> EXERCISE DIRECTIONS: Which of the lines below include the word "JSON"? Pull each one out.

> MATERIAL PROVIDED:

* * * *

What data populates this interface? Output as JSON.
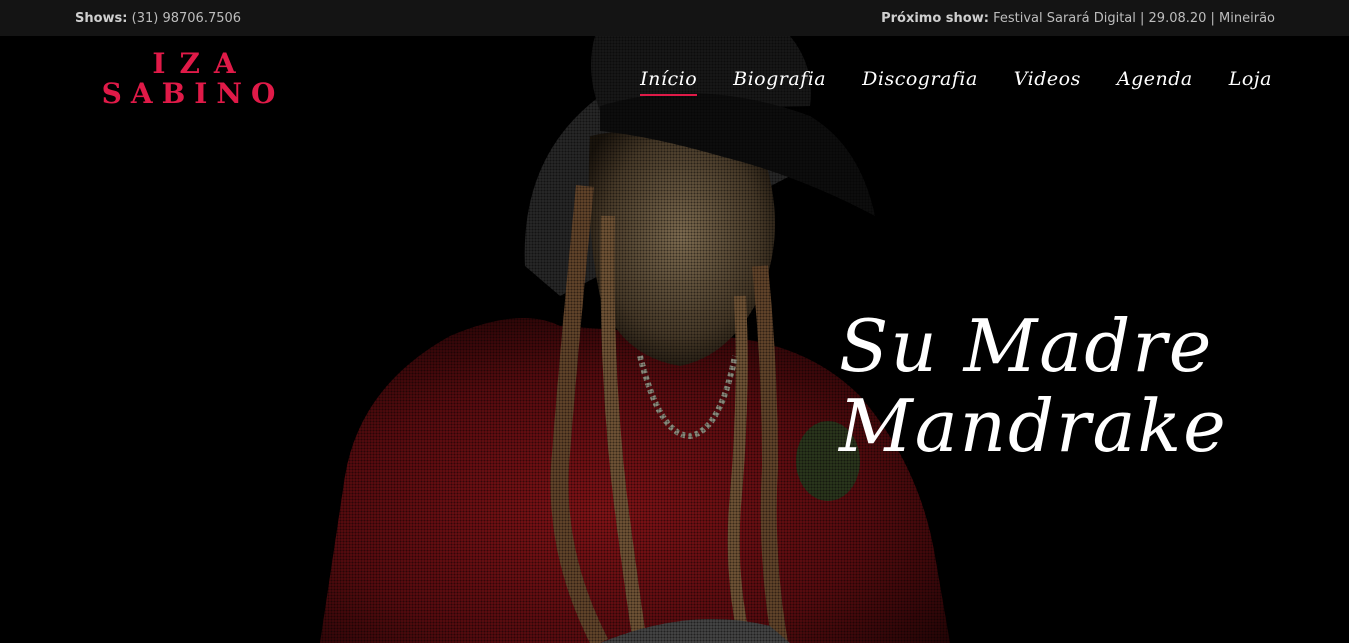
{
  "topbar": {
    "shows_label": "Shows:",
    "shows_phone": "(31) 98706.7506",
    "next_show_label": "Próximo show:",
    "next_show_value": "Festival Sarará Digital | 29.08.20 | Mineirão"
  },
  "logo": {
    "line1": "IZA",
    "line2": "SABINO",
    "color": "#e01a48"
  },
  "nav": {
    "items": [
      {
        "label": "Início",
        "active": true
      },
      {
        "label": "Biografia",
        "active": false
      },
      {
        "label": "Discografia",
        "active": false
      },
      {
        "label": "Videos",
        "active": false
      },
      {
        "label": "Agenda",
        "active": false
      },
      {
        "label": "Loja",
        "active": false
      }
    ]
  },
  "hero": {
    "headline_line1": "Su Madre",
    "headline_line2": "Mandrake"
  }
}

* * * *

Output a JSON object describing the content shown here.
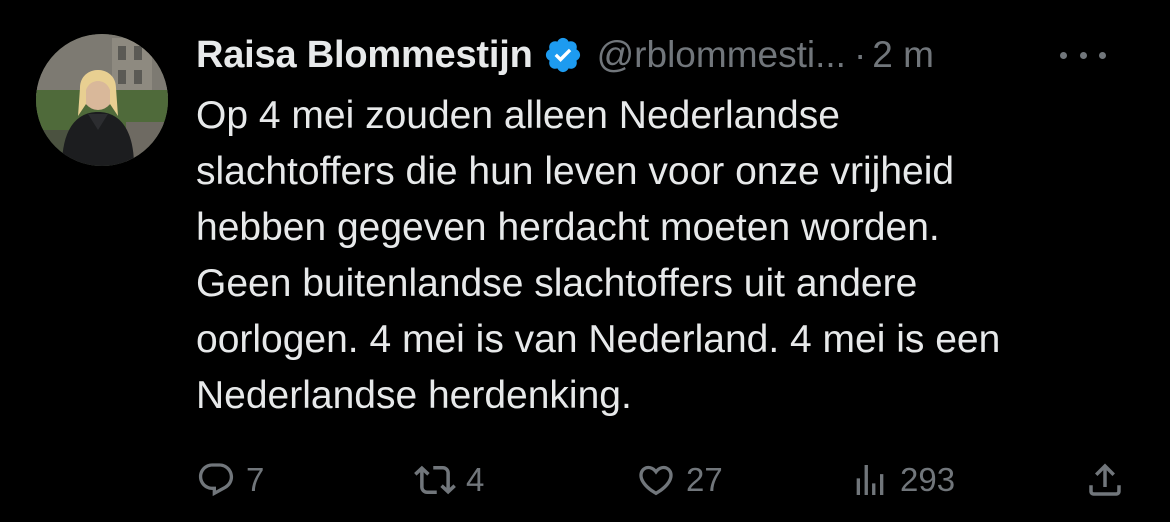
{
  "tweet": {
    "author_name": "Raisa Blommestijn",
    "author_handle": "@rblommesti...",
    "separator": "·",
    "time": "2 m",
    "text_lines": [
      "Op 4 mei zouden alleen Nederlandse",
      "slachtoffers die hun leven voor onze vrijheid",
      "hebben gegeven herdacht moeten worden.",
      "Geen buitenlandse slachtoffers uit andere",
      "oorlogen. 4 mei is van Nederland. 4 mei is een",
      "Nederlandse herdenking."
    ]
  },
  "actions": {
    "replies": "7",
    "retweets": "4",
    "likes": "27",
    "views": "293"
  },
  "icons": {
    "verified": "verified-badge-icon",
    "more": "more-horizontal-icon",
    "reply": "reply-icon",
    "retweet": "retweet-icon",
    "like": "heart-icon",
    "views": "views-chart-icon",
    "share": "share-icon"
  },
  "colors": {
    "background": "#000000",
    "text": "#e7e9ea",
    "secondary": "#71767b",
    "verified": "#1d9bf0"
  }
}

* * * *

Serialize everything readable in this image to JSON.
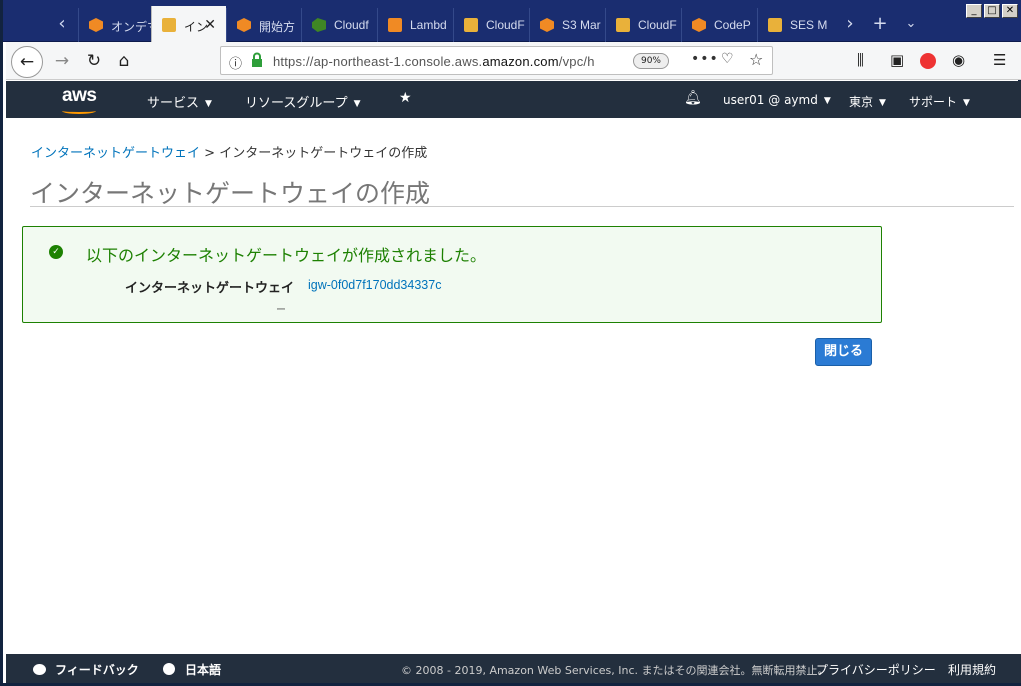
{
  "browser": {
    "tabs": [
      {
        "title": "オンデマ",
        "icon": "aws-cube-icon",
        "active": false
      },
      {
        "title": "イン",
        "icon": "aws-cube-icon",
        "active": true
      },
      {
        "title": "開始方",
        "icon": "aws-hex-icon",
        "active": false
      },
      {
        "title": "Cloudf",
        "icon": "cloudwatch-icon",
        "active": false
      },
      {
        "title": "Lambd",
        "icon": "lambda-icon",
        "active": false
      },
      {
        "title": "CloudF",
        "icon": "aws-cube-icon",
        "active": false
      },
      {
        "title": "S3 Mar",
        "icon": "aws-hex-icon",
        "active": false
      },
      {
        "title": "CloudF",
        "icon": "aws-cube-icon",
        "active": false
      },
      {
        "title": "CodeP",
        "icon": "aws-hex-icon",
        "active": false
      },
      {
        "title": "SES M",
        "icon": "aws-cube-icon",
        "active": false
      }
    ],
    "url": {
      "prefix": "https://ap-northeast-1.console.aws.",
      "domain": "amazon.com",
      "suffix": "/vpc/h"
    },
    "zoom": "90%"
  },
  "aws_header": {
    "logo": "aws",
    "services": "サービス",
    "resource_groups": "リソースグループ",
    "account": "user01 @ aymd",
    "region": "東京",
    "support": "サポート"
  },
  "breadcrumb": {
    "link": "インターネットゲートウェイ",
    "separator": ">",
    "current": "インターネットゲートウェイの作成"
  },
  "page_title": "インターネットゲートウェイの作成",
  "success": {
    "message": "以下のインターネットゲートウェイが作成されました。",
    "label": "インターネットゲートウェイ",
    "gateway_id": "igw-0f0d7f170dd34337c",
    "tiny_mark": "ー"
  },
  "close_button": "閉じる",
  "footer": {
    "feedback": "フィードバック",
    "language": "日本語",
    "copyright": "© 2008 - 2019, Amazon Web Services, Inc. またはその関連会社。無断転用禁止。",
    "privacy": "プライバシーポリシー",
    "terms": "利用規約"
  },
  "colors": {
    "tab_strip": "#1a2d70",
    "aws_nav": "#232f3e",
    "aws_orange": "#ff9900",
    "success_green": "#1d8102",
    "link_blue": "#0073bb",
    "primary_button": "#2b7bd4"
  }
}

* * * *

> ANSWER TO THE PROBLEM:
What data populates this interface? Output as JSON.
Output a JSON object describing the content shown here.
Serialize everything readable in this image to JSON.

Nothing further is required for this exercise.